Recorded data:

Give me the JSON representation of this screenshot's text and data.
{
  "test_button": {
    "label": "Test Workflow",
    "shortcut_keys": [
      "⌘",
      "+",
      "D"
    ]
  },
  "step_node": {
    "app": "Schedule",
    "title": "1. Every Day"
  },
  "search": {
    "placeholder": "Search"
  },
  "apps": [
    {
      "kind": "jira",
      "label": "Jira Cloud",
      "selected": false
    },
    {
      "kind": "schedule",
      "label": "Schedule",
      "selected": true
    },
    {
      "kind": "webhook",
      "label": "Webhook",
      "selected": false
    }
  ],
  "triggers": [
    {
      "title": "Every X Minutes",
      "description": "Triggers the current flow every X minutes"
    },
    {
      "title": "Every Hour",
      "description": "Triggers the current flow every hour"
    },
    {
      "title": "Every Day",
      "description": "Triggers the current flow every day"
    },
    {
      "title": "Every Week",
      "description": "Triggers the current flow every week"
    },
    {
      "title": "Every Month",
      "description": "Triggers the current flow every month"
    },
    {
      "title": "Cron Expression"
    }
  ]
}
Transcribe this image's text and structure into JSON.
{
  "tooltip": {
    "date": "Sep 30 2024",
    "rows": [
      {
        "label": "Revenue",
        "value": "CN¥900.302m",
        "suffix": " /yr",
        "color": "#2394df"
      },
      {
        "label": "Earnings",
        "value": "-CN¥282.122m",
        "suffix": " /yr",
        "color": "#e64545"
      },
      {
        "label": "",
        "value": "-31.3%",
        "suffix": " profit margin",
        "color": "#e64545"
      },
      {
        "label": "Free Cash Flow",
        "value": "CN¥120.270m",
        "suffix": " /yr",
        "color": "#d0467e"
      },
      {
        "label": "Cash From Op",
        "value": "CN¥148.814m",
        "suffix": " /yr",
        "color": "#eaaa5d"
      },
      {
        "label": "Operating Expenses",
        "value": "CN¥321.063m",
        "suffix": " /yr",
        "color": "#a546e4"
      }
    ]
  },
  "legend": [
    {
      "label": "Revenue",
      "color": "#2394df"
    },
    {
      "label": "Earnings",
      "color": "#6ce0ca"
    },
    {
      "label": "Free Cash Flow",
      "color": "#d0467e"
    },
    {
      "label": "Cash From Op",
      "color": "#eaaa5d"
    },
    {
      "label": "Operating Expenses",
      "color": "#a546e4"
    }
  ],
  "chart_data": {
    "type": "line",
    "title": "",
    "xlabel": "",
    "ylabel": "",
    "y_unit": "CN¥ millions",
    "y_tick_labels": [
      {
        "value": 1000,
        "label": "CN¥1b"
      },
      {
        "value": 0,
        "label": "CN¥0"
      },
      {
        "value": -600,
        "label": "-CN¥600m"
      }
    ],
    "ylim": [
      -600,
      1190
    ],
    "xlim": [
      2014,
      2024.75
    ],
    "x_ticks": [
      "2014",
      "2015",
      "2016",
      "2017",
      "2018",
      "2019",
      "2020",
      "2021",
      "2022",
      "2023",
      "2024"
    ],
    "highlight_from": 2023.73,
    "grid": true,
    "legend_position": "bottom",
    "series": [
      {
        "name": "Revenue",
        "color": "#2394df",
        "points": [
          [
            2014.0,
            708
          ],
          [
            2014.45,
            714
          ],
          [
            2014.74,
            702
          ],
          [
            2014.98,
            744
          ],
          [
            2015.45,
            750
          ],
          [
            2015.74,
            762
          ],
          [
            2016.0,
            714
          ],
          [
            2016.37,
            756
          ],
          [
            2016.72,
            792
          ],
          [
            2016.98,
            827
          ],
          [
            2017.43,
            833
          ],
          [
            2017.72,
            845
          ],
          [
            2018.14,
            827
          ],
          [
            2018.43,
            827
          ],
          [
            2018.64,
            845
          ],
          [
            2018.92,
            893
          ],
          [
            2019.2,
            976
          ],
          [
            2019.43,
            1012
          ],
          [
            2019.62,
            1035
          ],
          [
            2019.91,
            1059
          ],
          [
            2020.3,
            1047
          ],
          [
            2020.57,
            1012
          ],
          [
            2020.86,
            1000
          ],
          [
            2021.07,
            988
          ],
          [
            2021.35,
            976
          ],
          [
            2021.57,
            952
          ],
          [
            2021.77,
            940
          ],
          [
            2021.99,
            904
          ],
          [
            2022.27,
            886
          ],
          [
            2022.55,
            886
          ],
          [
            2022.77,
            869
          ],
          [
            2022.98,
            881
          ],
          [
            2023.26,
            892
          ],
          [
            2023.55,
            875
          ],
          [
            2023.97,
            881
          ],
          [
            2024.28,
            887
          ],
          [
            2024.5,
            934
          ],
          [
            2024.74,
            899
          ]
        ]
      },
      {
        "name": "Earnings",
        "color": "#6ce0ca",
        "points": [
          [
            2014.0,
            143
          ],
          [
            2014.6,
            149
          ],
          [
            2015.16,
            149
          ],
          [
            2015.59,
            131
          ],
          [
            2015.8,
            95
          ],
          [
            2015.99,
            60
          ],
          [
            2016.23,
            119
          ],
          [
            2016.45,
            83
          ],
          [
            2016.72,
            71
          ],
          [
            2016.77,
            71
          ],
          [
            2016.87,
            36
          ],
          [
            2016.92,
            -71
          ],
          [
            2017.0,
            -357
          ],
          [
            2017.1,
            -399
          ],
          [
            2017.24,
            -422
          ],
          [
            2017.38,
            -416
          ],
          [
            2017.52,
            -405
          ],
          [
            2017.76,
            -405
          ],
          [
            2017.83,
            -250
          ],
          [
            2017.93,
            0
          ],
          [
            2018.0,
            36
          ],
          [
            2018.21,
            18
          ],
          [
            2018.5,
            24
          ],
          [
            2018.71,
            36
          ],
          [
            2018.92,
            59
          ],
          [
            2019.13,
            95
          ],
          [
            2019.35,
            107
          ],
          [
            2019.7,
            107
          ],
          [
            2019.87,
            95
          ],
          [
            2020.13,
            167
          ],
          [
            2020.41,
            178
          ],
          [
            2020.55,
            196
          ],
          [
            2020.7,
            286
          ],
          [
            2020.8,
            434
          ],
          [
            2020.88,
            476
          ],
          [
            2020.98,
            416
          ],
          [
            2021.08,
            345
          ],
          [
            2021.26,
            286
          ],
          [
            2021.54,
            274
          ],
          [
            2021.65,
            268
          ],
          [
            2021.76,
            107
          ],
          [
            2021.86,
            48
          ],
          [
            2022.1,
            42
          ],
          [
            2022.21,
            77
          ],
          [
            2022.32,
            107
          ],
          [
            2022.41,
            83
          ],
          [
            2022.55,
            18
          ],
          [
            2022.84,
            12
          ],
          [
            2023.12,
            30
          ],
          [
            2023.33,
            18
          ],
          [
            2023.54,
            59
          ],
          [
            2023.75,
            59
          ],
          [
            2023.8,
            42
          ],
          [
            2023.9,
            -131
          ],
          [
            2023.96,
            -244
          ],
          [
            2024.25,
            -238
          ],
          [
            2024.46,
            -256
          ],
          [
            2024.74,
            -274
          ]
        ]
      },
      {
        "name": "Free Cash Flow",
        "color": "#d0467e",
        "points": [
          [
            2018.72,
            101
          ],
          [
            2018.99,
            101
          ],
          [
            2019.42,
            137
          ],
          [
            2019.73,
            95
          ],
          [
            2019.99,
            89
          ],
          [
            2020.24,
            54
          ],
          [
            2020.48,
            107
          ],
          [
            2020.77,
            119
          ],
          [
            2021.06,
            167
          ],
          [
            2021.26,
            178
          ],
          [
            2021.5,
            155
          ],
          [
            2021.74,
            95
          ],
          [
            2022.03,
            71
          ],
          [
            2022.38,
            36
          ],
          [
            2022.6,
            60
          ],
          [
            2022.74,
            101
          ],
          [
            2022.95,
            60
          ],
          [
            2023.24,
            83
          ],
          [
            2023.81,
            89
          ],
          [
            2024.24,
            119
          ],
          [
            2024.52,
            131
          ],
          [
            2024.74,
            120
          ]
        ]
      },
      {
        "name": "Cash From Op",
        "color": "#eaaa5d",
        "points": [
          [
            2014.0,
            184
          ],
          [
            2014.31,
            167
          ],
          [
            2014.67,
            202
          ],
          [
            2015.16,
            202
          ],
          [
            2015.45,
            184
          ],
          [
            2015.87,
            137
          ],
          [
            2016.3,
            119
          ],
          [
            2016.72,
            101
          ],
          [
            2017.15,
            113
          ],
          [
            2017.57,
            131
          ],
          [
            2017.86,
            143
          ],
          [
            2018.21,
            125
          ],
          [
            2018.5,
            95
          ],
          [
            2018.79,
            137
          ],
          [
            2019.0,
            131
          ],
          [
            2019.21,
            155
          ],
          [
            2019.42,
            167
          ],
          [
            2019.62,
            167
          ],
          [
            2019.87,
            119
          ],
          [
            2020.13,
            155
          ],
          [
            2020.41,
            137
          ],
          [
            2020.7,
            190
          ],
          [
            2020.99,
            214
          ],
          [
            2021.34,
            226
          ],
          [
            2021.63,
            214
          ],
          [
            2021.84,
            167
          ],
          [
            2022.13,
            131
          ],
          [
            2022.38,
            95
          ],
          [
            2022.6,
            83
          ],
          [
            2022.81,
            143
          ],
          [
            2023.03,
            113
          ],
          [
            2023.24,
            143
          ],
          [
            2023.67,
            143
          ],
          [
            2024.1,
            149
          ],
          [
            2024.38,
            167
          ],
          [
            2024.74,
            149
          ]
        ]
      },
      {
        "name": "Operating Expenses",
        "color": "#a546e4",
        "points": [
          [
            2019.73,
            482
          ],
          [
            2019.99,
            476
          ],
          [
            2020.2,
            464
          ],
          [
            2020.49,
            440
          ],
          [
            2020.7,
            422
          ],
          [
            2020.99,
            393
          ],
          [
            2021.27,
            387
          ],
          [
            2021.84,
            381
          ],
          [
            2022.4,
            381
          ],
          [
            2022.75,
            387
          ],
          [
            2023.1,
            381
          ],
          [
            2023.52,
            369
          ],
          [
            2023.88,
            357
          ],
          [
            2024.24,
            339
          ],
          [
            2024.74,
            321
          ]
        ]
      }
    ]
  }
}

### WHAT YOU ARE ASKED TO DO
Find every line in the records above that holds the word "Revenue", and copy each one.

### RESPONSE TO THE TASK
        "label": "Revenue",
      "label": "Revenue",
        "name": "Revenue",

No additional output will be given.